Frank told me he was part of the fourth Marine division, that he fought on Iwo Jima, that he was wounded, that he had seen things he wouldn’t and couldn’t forget. But he told me these things generally without emotion. He was a tough son of a gun, just telling stories.

At the time, I was a reporter for the local Fox affiliate. I decided to interview Frank for a special report on the 50th anniversary of the end of World War II.

On a summer afternoon in 1995, I showed up with my videographer, Jackie, at Frank’s barber shop, which happened to be empty, except for Frank and a shoebox full of photos.

He gave us the big, Frank welcome, which he gave me every time I came into the shop.

“You need a haircut!” he said to me. “You don’t want to look like a jadrool!” Jadrool is an Italian word for bum. This drew several chuckles from Jackie, who got a kick out of Frank. Frank teased her and she laughed some more.

We set up for the interview, then Frank and I sat down and began to talk.

At first, it was just background information. Then, Frank began to volunteer more about his experiences on “Iwo” as he called it. That’s when he opened the box.

With our camera rolling, he showed me some of the photos he had taken on Iwo, some of the most horrific photos you could ever imagine – dead Americans, dead Japanese, rotting corpses, the smoldering, post-apocalyptic landscape.

He then told me how he was twice wounded, by shrapnel in the chest and by a bullet that went through his leg. He pulled up his pant leg and showed me where the hole had been.

“I could stick my finger right through it,” he said with a grin. Frank received two purple hearts, four Combat Stars, two Presidential citations and a Bronze Star.
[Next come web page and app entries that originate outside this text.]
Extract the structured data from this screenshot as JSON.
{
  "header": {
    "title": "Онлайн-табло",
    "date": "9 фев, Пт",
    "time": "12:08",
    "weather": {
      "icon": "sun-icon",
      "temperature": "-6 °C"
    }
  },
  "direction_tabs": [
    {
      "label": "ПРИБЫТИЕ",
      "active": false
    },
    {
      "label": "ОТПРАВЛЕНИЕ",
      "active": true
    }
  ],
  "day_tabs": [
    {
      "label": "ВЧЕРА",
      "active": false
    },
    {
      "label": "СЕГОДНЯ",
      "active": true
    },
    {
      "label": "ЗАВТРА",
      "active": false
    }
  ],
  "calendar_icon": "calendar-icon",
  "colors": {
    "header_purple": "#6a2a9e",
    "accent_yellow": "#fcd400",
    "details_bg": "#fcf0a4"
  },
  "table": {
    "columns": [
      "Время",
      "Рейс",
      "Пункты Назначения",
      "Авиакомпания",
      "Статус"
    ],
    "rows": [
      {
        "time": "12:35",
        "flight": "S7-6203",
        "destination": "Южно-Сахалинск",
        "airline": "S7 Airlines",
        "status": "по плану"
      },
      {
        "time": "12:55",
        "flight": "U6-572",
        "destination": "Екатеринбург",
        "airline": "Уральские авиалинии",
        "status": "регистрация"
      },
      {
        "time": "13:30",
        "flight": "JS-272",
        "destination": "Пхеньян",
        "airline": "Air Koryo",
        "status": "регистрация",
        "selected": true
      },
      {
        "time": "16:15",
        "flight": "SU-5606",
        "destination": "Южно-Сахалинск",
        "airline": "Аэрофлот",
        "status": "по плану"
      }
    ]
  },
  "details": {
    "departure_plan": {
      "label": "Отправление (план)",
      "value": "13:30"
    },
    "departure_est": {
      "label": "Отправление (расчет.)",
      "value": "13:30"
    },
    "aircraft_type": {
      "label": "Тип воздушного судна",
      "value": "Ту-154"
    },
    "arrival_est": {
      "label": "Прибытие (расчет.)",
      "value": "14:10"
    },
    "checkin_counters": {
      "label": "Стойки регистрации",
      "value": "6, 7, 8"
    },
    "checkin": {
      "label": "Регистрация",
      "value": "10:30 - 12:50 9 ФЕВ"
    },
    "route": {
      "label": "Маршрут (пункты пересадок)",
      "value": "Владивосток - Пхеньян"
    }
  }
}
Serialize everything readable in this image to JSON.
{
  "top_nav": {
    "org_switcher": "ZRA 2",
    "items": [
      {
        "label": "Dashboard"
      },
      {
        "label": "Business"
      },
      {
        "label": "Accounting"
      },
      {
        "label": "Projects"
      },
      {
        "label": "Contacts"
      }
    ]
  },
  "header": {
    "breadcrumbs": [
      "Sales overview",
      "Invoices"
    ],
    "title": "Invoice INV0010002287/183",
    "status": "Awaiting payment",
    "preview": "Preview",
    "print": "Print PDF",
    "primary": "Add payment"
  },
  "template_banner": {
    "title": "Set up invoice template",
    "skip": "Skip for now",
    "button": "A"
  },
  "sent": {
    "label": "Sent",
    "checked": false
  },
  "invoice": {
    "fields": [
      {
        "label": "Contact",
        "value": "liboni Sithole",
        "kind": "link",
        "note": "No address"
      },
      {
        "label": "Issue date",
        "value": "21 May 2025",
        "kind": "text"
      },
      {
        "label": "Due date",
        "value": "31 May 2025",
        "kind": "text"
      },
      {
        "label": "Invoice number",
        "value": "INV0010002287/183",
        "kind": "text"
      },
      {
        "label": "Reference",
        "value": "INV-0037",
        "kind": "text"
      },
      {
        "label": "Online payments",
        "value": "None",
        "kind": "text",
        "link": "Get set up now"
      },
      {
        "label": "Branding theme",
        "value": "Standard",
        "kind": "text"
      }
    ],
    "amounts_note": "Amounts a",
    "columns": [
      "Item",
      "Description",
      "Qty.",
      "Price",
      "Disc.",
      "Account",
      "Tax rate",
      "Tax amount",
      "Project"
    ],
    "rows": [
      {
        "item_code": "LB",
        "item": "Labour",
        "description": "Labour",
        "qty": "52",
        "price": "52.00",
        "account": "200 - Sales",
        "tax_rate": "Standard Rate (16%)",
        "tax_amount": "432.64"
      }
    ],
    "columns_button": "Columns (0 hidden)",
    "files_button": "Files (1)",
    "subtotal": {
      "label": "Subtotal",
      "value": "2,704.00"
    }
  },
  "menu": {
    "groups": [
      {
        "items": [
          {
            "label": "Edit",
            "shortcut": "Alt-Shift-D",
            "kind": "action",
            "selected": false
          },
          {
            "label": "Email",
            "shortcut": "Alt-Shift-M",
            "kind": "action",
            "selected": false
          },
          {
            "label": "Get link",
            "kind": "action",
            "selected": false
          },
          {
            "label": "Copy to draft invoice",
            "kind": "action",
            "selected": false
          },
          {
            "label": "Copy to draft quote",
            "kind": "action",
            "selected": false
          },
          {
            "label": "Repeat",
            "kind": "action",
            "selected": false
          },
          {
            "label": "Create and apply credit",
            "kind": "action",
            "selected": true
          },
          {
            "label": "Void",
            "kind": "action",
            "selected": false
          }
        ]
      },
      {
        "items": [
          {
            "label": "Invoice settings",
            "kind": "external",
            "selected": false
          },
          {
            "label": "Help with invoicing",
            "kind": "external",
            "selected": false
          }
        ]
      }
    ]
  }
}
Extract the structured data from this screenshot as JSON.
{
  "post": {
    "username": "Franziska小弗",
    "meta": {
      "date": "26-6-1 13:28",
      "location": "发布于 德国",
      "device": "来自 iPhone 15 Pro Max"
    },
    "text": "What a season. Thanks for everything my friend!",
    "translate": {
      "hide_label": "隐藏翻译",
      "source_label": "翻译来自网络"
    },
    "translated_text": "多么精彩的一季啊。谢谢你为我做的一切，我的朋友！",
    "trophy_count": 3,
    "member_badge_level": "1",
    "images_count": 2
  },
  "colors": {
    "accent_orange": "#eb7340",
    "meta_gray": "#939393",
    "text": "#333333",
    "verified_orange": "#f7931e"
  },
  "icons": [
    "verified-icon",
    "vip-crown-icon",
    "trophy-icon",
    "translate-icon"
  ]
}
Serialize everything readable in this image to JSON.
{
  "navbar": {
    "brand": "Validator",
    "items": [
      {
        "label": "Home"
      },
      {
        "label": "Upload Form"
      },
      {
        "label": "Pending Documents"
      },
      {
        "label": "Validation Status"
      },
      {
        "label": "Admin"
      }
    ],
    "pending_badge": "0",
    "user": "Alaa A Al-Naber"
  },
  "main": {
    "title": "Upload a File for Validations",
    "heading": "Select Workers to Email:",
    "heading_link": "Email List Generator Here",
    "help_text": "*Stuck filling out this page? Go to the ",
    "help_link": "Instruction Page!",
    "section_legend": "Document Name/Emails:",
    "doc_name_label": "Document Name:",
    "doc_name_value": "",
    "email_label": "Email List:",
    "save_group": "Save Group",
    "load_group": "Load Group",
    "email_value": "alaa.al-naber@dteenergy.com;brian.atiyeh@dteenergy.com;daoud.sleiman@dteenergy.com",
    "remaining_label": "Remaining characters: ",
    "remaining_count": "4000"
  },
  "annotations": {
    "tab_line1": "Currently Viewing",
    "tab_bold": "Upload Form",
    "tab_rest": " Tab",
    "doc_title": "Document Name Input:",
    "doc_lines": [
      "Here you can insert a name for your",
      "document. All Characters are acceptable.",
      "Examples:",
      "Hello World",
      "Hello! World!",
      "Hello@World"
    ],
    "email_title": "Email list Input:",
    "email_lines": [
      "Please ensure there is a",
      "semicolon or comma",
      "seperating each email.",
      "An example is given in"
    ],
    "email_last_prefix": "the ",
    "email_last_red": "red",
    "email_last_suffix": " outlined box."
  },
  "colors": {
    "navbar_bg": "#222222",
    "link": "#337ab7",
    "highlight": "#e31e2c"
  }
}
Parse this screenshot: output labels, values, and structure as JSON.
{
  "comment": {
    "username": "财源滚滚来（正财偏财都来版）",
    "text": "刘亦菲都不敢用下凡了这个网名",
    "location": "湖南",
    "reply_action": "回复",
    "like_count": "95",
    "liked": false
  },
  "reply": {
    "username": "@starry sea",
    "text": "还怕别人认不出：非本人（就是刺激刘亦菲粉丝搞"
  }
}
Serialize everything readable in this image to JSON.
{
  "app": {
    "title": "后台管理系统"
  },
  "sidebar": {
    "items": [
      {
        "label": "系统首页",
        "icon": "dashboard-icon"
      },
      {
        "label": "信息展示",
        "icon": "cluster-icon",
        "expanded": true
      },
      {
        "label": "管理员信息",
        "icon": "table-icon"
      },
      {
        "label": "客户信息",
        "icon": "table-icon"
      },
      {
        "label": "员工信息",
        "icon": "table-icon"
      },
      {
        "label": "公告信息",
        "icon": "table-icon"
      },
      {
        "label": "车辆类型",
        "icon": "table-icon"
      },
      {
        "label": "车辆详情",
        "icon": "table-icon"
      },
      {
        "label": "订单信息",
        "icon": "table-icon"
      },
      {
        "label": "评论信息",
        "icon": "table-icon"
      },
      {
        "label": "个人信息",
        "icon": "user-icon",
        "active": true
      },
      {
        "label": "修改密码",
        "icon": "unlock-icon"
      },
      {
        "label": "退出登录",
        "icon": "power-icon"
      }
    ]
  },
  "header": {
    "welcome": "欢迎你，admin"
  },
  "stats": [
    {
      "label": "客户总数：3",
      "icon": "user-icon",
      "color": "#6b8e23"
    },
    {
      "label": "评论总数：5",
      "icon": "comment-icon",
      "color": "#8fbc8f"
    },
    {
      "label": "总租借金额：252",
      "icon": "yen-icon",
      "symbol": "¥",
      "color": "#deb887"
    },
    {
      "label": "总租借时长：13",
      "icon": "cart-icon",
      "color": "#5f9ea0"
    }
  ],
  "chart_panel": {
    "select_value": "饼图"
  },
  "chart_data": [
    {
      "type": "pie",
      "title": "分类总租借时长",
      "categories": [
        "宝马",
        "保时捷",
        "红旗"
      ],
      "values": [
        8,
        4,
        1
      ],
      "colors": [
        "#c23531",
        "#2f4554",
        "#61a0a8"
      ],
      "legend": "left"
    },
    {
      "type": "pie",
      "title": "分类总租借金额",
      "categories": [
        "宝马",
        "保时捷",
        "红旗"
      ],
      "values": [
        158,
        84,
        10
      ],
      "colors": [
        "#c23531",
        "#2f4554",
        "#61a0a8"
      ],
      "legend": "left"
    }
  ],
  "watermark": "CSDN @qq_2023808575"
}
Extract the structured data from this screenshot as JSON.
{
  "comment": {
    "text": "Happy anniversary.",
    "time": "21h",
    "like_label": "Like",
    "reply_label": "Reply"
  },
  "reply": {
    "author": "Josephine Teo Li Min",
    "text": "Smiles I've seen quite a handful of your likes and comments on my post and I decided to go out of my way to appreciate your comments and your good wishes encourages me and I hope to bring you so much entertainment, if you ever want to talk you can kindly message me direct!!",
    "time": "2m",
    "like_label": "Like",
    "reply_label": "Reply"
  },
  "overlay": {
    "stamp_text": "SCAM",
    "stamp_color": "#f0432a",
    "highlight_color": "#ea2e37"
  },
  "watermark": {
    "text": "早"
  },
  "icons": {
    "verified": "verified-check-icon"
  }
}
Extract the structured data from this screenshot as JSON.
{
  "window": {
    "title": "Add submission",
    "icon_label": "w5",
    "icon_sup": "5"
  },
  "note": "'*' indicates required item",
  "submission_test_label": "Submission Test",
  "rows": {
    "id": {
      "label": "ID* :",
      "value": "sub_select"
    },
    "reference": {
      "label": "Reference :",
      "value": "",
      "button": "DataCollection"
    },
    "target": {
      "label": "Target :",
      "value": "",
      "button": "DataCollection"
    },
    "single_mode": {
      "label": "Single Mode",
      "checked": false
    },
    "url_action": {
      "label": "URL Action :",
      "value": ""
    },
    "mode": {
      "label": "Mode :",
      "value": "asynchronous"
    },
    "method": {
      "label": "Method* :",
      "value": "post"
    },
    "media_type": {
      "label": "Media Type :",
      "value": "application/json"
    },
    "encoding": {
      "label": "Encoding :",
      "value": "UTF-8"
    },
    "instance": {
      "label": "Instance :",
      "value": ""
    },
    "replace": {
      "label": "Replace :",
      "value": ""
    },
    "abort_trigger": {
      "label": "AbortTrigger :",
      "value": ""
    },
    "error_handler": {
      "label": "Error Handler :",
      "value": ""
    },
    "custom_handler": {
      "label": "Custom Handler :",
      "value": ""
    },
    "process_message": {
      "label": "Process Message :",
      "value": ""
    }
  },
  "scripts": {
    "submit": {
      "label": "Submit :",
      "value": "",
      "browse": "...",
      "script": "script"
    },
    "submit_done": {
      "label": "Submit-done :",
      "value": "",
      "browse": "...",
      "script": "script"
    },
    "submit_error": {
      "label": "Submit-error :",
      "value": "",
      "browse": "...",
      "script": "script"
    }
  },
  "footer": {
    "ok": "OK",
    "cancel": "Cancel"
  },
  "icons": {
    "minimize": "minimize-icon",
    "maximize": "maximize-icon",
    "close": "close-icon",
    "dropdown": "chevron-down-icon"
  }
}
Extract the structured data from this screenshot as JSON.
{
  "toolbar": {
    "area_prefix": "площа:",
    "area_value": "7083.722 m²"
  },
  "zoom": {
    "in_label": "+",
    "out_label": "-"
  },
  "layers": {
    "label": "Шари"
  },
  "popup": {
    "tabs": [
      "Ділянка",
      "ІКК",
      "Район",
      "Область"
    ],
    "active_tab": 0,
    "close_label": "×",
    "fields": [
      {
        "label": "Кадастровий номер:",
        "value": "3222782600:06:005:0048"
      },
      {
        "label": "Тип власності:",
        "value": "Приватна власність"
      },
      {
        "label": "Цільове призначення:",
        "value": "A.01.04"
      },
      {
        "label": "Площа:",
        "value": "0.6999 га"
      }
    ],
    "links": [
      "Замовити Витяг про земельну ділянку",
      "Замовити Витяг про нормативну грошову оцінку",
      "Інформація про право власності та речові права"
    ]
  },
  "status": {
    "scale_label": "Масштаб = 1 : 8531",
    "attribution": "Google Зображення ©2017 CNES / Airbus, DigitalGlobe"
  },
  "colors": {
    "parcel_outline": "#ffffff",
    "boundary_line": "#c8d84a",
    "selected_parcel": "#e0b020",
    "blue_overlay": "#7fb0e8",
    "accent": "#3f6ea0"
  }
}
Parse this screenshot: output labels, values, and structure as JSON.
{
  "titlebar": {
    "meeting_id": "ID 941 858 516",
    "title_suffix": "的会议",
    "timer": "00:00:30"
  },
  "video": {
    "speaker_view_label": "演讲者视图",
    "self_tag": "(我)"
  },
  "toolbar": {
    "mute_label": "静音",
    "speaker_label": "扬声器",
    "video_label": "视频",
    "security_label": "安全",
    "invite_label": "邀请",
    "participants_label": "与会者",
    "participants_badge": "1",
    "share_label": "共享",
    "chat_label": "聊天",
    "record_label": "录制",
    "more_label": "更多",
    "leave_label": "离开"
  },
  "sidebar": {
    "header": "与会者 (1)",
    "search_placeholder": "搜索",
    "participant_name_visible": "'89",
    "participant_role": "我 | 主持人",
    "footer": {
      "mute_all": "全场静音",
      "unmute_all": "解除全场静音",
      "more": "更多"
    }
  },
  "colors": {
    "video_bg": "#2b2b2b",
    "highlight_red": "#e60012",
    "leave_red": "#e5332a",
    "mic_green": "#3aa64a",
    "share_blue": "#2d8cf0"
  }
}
Then, I asked him a question. Something like, “Fifty years later, what should we remember about the war?”

Frank looked at me and said nothing for a few seconds. His eyes filled and his voice trembled.

“There were a lot of young guys, like me, who never came home to their families. I lived another 50 years. I’m the luckiest guy in the world.”

Frank ran his barber shop for almost 75 years. He retired in 2013. He died a year later at 91. His beloved Mary had passed in 2001.

As Memorial Day approaches, I always think of Frank, the friends he left on Iwo Jima, and the only time I had ever seen him cry. And I will always remember how we ended our interview.

As tears rolled down his cheeks, he pulled out a handkerchief and blew his nose. He put the photos back in the shoebox and put the lid back on. It was over.

“What else do you need?” he asked.

“That’s all, Frank,” I said. “That’s all.”

Copyright 2019 Rich Manieri, distributed by Cagle Cartoons newspaper syndicate.

Rich Manieri is a Philadelphia-born journalist and author. He is currently a professor of journalism at Asbury University in Kentucky. His book, “We Burn on Friday: A Memoir of My Father and Me” is available at You can reach him at [email protected]